Exercise details: List every line below containing "title".

[Dataset excerpts]
========
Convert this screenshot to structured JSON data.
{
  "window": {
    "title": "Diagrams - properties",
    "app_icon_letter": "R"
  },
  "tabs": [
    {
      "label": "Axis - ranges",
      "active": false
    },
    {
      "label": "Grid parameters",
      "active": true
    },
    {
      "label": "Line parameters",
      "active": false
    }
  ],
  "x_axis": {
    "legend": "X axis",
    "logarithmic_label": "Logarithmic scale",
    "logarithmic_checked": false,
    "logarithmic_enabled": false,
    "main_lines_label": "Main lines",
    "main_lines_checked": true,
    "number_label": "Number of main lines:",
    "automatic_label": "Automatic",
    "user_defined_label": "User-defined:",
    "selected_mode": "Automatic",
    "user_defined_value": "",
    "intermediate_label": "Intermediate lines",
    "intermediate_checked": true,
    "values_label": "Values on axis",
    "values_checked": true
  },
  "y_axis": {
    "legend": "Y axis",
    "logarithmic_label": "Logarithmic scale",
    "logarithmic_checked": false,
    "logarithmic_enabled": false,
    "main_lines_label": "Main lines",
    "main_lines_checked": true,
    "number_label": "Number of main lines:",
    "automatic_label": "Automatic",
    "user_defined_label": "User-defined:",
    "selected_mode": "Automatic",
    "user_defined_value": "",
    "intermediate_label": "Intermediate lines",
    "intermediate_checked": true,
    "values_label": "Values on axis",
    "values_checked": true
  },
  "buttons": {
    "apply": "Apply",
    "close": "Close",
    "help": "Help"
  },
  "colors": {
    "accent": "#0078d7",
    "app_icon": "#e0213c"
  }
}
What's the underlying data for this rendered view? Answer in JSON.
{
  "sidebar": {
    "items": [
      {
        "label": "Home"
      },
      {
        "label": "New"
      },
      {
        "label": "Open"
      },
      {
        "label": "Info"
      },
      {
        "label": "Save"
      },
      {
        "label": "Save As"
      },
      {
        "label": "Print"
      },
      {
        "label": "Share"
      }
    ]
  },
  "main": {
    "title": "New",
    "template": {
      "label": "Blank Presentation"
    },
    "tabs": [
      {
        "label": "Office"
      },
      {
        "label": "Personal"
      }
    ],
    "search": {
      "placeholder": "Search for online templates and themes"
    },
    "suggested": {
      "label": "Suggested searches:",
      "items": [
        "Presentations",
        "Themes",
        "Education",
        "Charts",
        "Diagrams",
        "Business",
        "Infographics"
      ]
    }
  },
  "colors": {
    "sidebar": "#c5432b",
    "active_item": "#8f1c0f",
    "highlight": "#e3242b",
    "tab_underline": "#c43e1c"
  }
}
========
Exercise response:
    "title": "Diagrams - properties",
    "title": "New",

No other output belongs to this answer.